With the Supreme Court’s affirmance, State Farm must now satisfy the jury’s verdict of $758,000, which represents the damages for a single home, as well as an order to pay attorneys’ fees. The Rigsbys are now ready to move forward and prove the scope of State Farm’s fraud already proven fraud, which could involve thousands of homes and billions of dollars. Indeed, the State of Mississippi contends that State Farm also improperly shifted its Hurricane Katrina losses onto Mississippi’s Homeowner Assistance Program, which was set up to pay thousands of policyholders for losses that were not covered by insurance. Mississippi has retained Weisbrod Matteis & Copley to pursue these claims against State Farm and other insurers on the State’s behalf. Stay tuned as more on these developing cases will follow.
Homeowners in coastal and flood-prone areas may receive much needed financial relief after the Senate voted 67-32 last week to pass the Homeowner Flood Insurance Affordability Act. Due to large insurance payouts made after recent hurricanes Katrina, Isaac and Sandy, the National Flood Insurance Program, the government-run flood insurance program, has suffered serious fiscal problems and incurred upwards of $24 billion dollars in debt. The step taken by the Senate, if signed into law, would delay certain provisions of the Biggert-Waters Flood Insurance Reform Act of 2012, which resulted in elevated insurance rates for many properties that had been previously “grandfathered” and premium rate increases for recently purchased homes. Many homeowners who are required to purchase flood insurance as a condition of their mortgage fear that the required flood insurance will be unaffordable once insurance premiums increase ten-fold or more.
The Senate’s bill would delay the insurance premium increases for up to four years and preserve federal subsidies for older homes built before the newer risk maps were developed for the setting of premiums. In addition, the bill would modify sections of the Biggert-Waters Flood Insurance Reform Act by requiring the Federal Emergency Management Agency (FEMA) to conduct an affordability study and report within two years of the date of enactment, removing a $750,000 cap on the affordability study, requiring reimbursement to homeowners for successful map appeals, certifying the accuracy of flood-risk maps, submitting a homeowner affordability framework based on its findings, and designating a Flood Insurance Advocate to advocate for the fair treatment of policyholders and property owners, all of which will take several years. With the Senate’s approval, the bill will now be considered by the House of Representatives.

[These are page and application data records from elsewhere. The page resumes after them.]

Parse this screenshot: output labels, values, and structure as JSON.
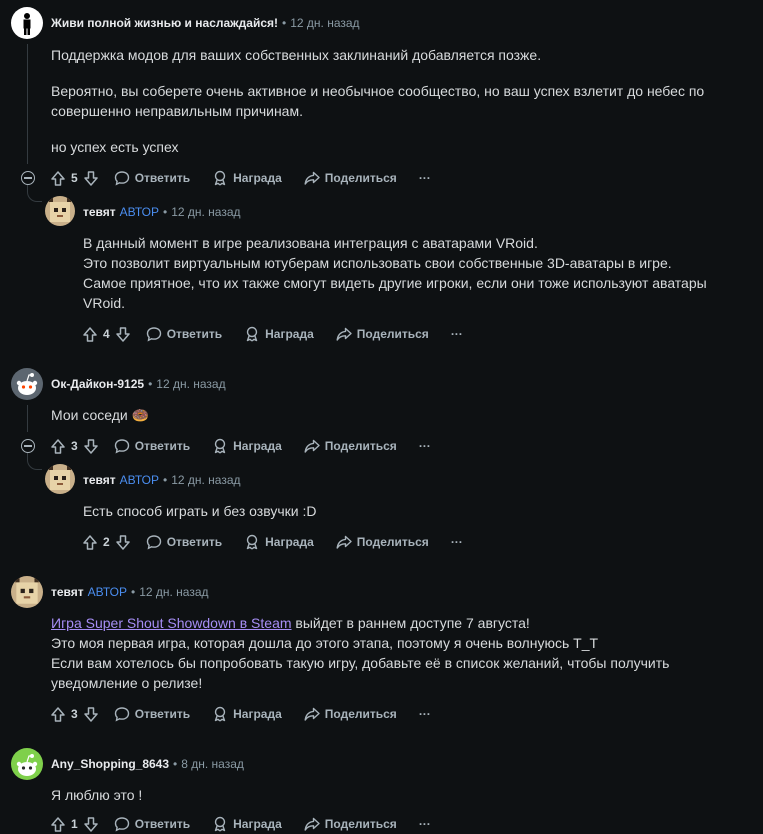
{
  "actions": {
    "reply": "Ответить",
    "award": "Награда",
    "share": "Поделиться",
    "more": "···"
  },
  "c1": {
    "user": "Живи полной жизнью и наслаждайся!",
    "time": "12 дн. назад",
    "lines": [
      "Поддержка модов для ваших собственных заклинаний добавляется позже.",
      "Вероятно, вы соберете очень активное и необычное сообщество, но ваш успех взлетит до небес по",
      "совершенно неправильным причинам.",
      "но успех есть успех"
    ],
    "votes": "5"
  },
  "r1": {
    "user": "тевят",
    "op": "АВТОР",
    "time": "12 дн. назад",
    "lines": [
      "В данный момент в игре реализована интеграция с аватарами VRoid.",
      "Это позволит виртуальным ютуберам использовать свои собственные 3D-аватары в игре.",
      "Самое приятное, что их также смогут видеть другие игроки, если они тоже используют аватары",
      "VRoid."
    ],
    "votes": "4"
  },
  "c2": {
    "user": "Ок-Дайкон-9125",
    "time": "12 дн. назад",
    "text": "Мои соседи",
    "emoji": "🍩",
    "votes": "3"
  },
  "r2": {
    "user": "тевят",
    "op": "АВТОР",
    "time": "12 дн. назад",
    "text": "Есть способ играть и без озвучки :D",
    "votes": "2"
  },
  "c3": {
    "user": "тевят",
    "op": "АВТОР",
    "time": "12 дн. назад",
    "link": "Игра Super Shout Showdown в Steam",
    "after_link": " выйдет в раннем доступе 7 августа!",
    "lines": [
      "Это моя первая игра, которая дошла до этого этапа, поэтому я очень волнуюсь T_T",
      "Если вам хотелось бы попробовать такую игру, добавьте её в список желаний, чтобы получить",
      "уведомление о релизе!"
    ],
    "votes": "3"
  },
  "c4": {
    "user": "Any_Shopping_8643",
    "time": "8 дн. назад",
    "text": "Я люблю это !",
    "votes": "1"
  },
  "colors": {
    "background": "#0e1113",
    "link": "#a68ef5",
    "op": "#4b8ef0"
  }
}
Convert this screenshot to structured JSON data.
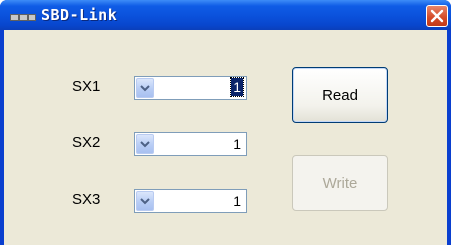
{
  "window": {
    "title": "SBD-Link",
    "close_icon": "close-icon",
    "app_icon": "app-icon"
  },
  "fields": [
    {
      "label": "SX1",
      "value": "1",
      "selected": true
    },
    {
      "label": "SX2",
      "value": "1",
      "selected": false
    },
    {
      "label": "SX3",
      "value": "1",
      "selected": false
    }
  ],
  "buttons": {
    "read_label": "Read",
    "write_label": "Write",
    "write_enabled": false
  },
  "colors": {
    "titlebar": "#0a4fd9",
    "close": "#d44a26",
    "client_bg": "#ece9d8",
    "selection": "#0a246a"
  }
}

Questions? Contact Lee Epstein at Weisbrod Matteis & Copley PLLC.